Super's expected delay is owed to the fact the VA's appeals board will not process or make decisions on appeals as long as the shutdown is in effect. While processing of first-time claims will continue -- albeit slowed because overtime money is being lost in the shutdown -- disability appeals have just frozen.
Making things worse, according to a lawyer whose firm represents many vets with appeals, these men and women already on average wait longer for a decision than first-time claims applicants.
"More than 250,000 veterans with claim appeals have already waited an average of four years for VA to decide their appealed claim, and it is unacceptable that our veterans will be forced to wait even longer [because of the shutdown delays]," said Glenn Bergmann, a former VA lawyer whose firm, Bergmann & Moore, LLC, handles disability claim appeals.
"During a shutdown, veterans and their attorneys won't be able to learn the status of claim appeals or have hearings," Bergmann said.

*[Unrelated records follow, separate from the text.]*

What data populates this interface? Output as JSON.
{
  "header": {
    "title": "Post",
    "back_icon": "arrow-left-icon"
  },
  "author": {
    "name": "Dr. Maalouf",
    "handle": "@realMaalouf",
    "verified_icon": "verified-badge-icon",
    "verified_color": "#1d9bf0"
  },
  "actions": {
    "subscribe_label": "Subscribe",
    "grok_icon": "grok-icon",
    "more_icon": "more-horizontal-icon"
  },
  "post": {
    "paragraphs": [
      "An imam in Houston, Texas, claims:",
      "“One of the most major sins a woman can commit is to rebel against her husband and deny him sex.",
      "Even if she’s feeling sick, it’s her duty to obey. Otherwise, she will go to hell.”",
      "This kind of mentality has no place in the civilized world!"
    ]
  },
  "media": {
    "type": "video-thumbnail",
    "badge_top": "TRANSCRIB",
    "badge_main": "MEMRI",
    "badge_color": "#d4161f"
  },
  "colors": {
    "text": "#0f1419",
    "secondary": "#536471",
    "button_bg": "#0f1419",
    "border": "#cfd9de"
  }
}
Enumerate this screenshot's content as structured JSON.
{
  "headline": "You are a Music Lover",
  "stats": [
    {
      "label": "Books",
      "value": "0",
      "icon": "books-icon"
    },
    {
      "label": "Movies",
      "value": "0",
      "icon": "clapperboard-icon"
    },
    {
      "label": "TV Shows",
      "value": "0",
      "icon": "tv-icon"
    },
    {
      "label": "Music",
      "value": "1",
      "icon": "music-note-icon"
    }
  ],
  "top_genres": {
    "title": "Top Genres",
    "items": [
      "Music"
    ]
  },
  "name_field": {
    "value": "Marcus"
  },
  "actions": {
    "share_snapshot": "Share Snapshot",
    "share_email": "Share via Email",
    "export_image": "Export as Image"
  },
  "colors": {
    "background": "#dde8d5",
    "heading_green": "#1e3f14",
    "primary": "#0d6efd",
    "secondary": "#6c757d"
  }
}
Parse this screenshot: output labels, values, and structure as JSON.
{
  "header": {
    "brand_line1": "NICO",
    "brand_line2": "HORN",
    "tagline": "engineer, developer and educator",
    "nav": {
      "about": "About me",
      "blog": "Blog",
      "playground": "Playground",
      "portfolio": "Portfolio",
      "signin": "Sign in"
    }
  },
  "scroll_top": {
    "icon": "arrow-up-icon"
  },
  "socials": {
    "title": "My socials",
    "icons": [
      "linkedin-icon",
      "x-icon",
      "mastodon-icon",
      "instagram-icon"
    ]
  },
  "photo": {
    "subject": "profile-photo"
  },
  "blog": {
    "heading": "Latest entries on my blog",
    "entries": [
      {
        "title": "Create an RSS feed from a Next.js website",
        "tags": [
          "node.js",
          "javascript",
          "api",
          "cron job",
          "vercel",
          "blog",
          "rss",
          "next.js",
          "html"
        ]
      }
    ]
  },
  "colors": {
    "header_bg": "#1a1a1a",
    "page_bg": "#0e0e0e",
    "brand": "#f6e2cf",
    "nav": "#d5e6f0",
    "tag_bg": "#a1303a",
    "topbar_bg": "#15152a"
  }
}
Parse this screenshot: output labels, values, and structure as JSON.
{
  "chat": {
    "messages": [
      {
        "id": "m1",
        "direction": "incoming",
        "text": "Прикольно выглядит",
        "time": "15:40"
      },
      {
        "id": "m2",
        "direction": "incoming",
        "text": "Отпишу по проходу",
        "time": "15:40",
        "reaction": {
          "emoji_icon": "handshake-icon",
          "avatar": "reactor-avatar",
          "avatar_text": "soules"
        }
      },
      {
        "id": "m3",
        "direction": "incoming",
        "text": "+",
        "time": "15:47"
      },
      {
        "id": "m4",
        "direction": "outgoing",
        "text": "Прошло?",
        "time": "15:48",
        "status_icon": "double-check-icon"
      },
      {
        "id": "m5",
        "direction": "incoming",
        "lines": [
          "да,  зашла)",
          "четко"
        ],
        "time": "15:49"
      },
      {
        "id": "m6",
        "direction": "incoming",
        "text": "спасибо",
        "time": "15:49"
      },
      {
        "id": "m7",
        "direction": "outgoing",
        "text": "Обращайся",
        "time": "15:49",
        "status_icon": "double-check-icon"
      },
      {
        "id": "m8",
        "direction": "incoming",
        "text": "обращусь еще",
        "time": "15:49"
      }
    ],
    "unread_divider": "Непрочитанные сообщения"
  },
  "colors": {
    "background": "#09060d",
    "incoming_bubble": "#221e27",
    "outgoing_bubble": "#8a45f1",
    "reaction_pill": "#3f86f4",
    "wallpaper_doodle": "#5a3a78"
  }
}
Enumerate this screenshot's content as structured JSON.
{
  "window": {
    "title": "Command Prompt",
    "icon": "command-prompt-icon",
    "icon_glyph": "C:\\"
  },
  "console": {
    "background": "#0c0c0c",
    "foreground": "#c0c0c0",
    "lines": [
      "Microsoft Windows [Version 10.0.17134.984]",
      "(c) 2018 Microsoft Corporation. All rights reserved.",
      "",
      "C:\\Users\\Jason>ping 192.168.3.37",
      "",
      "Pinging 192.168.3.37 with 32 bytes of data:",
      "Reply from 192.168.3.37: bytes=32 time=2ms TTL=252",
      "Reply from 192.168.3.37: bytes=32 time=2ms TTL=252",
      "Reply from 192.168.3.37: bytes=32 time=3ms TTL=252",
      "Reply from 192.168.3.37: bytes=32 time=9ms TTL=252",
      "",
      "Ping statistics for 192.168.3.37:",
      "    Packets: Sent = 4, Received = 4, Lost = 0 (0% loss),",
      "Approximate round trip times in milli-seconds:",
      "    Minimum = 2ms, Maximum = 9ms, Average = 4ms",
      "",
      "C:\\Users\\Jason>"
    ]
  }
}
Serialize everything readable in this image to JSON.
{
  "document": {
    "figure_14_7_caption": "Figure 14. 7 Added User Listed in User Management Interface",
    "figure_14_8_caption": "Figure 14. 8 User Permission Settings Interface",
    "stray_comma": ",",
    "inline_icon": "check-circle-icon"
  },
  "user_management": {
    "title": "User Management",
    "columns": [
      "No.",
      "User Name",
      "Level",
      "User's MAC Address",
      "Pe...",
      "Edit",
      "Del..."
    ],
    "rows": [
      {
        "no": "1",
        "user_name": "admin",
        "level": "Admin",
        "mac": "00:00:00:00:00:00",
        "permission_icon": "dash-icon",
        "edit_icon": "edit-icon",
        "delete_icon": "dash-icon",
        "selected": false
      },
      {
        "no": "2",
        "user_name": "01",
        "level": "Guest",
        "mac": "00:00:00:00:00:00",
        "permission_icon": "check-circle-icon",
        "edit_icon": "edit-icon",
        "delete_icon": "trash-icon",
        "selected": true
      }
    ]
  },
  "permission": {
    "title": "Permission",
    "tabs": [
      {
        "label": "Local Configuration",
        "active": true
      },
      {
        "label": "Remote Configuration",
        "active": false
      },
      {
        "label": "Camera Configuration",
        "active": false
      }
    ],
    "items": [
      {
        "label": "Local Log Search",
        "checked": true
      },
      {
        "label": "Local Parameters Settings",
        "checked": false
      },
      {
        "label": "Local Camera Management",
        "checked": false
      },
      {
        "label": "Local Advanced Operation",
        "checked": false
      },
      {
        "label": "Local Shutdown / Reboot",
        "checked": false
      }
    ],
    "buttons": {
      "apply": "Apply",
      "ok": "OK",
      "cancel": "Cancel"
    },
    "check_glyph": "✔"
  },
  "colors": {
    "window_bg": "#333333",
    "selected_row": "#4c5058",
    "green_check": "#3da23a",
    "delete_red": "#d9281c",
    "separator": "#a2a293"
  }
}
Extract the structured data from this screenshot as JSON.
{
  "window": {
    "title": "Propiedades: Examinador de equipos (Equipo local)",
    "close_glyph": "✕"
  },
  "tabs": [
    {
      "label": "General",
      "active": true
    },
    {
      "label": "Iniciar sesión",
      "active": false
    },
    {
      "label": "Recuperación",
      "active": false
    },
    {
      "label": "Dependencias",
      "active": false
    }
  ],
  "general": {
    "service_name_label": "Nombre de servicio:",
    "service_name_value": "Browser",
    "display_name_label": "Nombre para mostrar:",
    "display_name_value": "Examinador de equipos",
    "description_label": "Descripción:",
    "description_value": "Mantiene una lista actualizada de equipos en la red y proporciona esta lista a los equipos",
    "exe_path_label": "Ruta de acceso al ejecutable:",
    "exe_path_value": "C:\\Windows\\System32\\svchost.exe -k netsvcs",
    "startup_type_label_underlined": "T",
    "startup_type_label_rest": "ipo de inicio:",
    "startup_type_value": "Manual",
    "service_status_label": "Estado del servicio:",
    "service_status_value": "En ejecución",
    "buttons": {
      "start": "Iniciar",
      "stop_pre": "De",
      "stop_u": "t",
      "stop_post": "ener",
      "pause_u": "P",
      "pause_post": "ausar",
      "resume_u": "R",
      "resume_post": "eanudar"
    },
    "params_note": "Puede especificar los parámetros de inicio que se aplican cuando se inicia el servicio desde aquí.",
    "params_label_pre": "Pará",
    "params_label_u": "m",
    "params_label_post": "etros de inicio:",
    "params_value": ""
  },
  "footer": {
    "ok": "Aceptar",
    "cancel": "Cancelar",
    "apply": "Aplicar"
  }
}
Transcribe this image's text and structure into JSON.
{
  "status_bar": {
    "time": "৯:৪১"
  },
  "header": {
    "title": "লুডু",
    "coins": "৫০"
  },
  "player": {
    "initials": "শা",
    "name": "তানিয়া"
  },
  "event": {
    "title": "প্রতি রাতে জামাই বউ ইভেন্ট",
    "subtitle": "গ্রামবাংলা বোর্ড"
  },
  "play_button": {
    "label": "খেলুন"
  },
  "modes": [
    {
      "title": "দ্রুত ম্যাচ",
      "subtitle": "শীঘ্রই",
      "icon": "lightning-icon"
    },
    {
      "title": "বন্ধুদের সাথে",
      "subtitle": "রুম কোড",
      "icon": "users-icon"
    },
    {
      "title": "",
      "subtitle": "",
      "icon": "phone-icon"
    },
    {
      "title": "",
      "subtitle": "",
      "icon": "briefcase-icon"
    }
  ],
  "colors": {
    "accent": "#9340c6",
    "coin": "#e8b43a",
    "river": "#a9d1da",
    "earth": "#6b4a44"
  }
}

The VA's disability claims backlog has been widely criticized but also aggressively attacked by the agency, which in the past year has increased staff and overtime for claims processing. As of mid-August, the VA said the backlog -- those claims still pending after 125 days -- was down to about 490,000 out of some 773,000.
A senior VA official said Tuesday the total was now down 30 percent, though warned that progress stands to be lost because of the shutdown.
VA Secretary Eric Shinseki has said the VA will end its backlog -- that represented by first-time applicants, that is -- by 2015, the year Super now anticipates getting a decision on the appeal he filed in 2011.
Super, who deployed to Iraq in 2005 and remained for an extended tour, developed prominent metatarsal heads -- painful and returning calluses on both feet. The condition is painful, makes it difficult to walk and run, and the calluses need to be removed periodically.
After separating from the Marine Corps in 2009 he applied for a VA disability and was ultimately awarded disability with a zero rating, which means the VA recognized the condition was service-related, but offered no financial compensation.
He appealed in 2011 and finally got a hearing on his appeal claim in January 2013.
"At some point in the process I was told it shouldn't take any more than six months. So I started calling after that [time]," he said.
During one call to a VA office in Washington, he said he kept pressing for some idea of when a decision would be made. Not only did the VA employee not give him an answer, she hung up, Super recalled.
"No one is ever going to convince me that the VA is looking out for my interest," he said. "And now with this government shutdown, this is just giving them more of an excuse for their bad behavior."